So, which writers would make a similar list if you were to construct one?
AVON Valley author Guy Salvidge is launching two new books at Northam Library on Saturday, September 28.
It is set partly in the Avon Valley of the future.
“It took me two years to write this one between the school holidays,” Mr Salvidge said.
“My influences are various science fiction and crime authors including Philip K Dick and Raymond Chandler.”
His other book is The Tobacco-stained Sky, a collection of post-apocalyptic noir, future crime fiction short stories from various authors in Japan, India and the United States.
It has been published by a small American publisher.
Earlier this year, Mr Salvidge was a writer in residence at the KSP writer’s centre in Greenmount.
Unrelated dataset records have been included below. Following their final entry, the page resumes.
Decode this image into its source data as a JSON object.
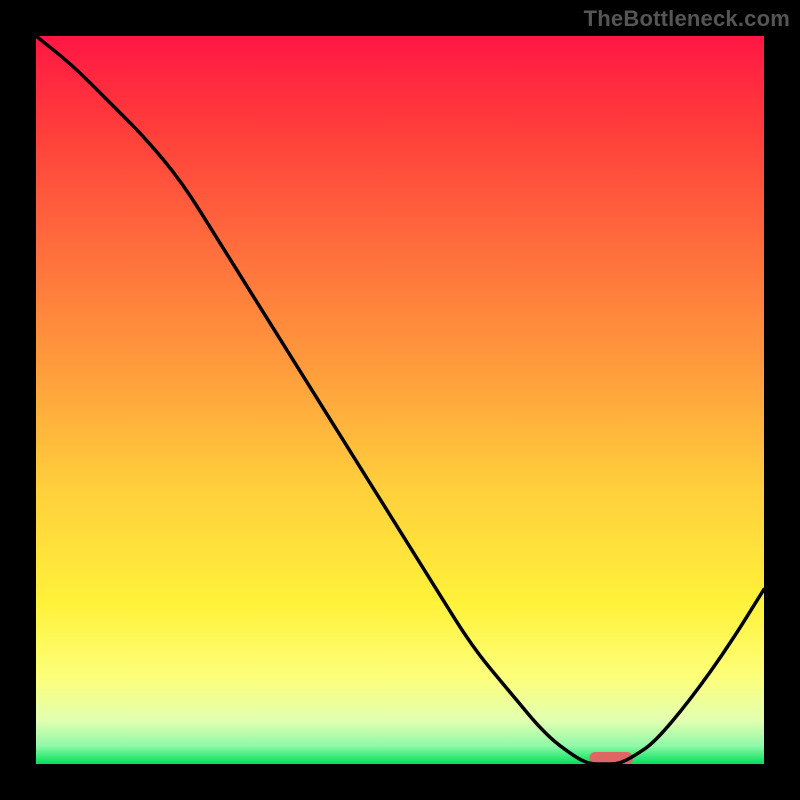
{
  "watermark": "TheBottleneck.com",
  "chart_data": {
    "type": "line",
    "title": "",
    "xlabel": "",
    "ylabel": "",
    "xlim": [
      0,
      100
    ],
    "ylim": [
      0,
      100
    ],
    "grid": false,
    "series": [
      {
        "name": "bottleneck-curve",
        "x": [
          0,
          5,
          10,
          15,
          20,
          25,
          30,
          35,
          40,
          45,
          50,
          55,
          60,
          65,
          70,
          74,
          76,
          78,
          80,
          82,
          85,
          90,
          95,
          100
        ],
        "y": [
          100,
          96,
          91,
          86,
          80,
          72,
          64,
          56,
          48,
          40,
          32,
          24,
          16,
          10,
          4,
          1,
          0,
          0,
          0,
          1,
          3,
          9,
          16,
          24
        ]
      }
    ],
    "marker": {
      "name": "optimal-range",
      "x_start": 76,
      "x_end": 82,
      "y": 0,
      "color": "#e06666"
    },
    "gradient_stops": [
      {
        "offset": 0.0,
        "color": "#ff1744"
      },
      {
        "offset": 0.12,
        "color": "#ff3b3b"
      },
      {
        "offset": 0.28,
        "color": "#ff6a3d"
      },
      {
        "offset": 0.45,
        "color": "#ff9a3c"
      },
      {
        "offset": 0.62,
        "color": "#ffcf3c"
      },
      {
        "offset": 0.78,
        "color": "#fff23a"
      },
      {
        "offset": 0.88,
        "color": "#fdff7a"
      },
      {
        "offset": 0.94,
        "color": "#e2ffb0"
      },
      {
        "offset": 0.975,
        "color": "#90f9a8"
      },
      {
        "offset": 1.0,
        "color": "#00e05a"
      }
    ]
  }
}
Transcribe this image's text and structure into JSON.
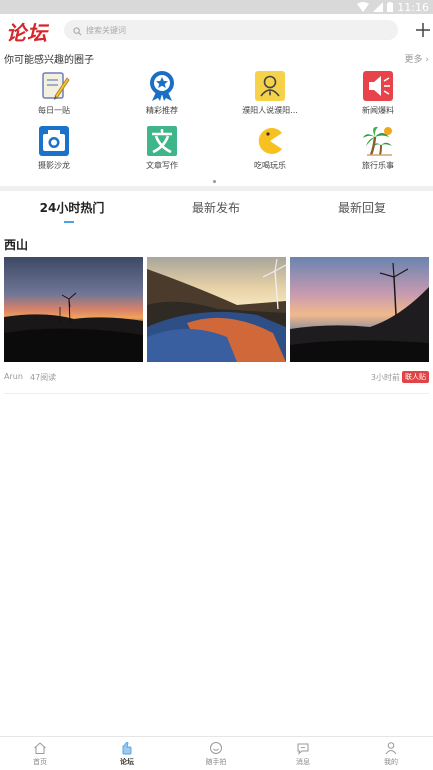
{
  "status_bar": {
    "time": "11:16"
  },
  "header": {
    "logo": "论坛",
    "search_placeholder": "搜索关键词"
  },
  "interest": {
    "title": "你可能感兴趣的圈子",
    "more": "更多",
    "items": [
      {
        "label": "每日一贴",
        "icon": "daily-post-icon"
      },
      {
        "label": "精彩推荐",
        "icon": "recommend-badge-icon"
      },
      {
        "label": "濮阳人说濮阳...",
        "icon": "person-card-icon"
      },
      {
        "label": "新闻爆料",
        "icon": "megaphone-icon"
      },
      {
        "label": "摄影沙龙",
        "icon": "camera-icon"
      },
      {
        "label": "文章写作",
        "icon": "writing-icon"
      },
      {
        "label": "吃喝玩乐",
        "icon": "pacman-icon"
      },
      {
        "label": "旅行乐事",
        "icon": "palm-tree-icon"
      }
    ]
  },
  "tabs": [
    "24小时热门",
    "最新发布",
    "最新回复"
  ],
  "post": {
    "title": "西山",
    "author": "Arun",
    "reads": "47阅读",
    "time": "3小时前",
    "badge": "联人贴"
  },
  "bottom_nav": [
    "首页",
    "论坛",
    "随手拍",
    "消息",
    "我的"
  ],
  "colors": {
    "brand_red": "#d6262b",
    "tab_indicator": "#4aa3e8",
    "badge_red": "#e04444"
  }
}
In that time, he started writing a new novel called Dan, A Cautionary Tale.
“I have a view to get it published next year,” Mr Salvidge said.
Mr Salvidge will also be appearing at the Avon Valley writer’s festival this weekend proving various workshops.
Some more great news: my Twilight-Zone themed story “A Void” has been selected by competition judge Angela Meyer as one of six stories shortlisted for the 2013 Carmel Bird Award. ”A Void” is my third story set in the universe of Andrez Bergen’s Tobacco-Stained Mountain Goat, following on from ”The Dying Rain” (published in The Tobacco-Stained Sky) and “Blue Swirls (published in Tincture Journal #1). The prize for being shortlisted is inclusion in the upcoming short fiction anthology The Great Unknown, edited by Angela Meyer and published by Spineless Wonders. So I’m very pleased!
At long last, The Tobacco-Stained Sky: An Anthology of Post-Apocalyptic Noir is here! Edited by myself and Andrez Bergen and published by Another Sky Press, this is a collection of short stories, comics and artwork by a host of talented writers from around the globe. The Tobacco-Stained Sky is set in the universe of Andrez’ debut novel Tobacco-Stained Mountain Goat. This volume includes work by writers such as Paul D. Brazill, Chad Eagleton, Julie Morrigan, Gordon Highland, Liam Jose, Josh Stallings, Gerard Brennan, Chris Rhatigan and many more, plus offerings from myself and Andrez. I had a blast editing these stories and I fully expect that people from all walks of life will enjoy the book, especially if you love:
a) the city of Melbourne
b) dark, gritty fiction
c) detective fiction
d) noir of every description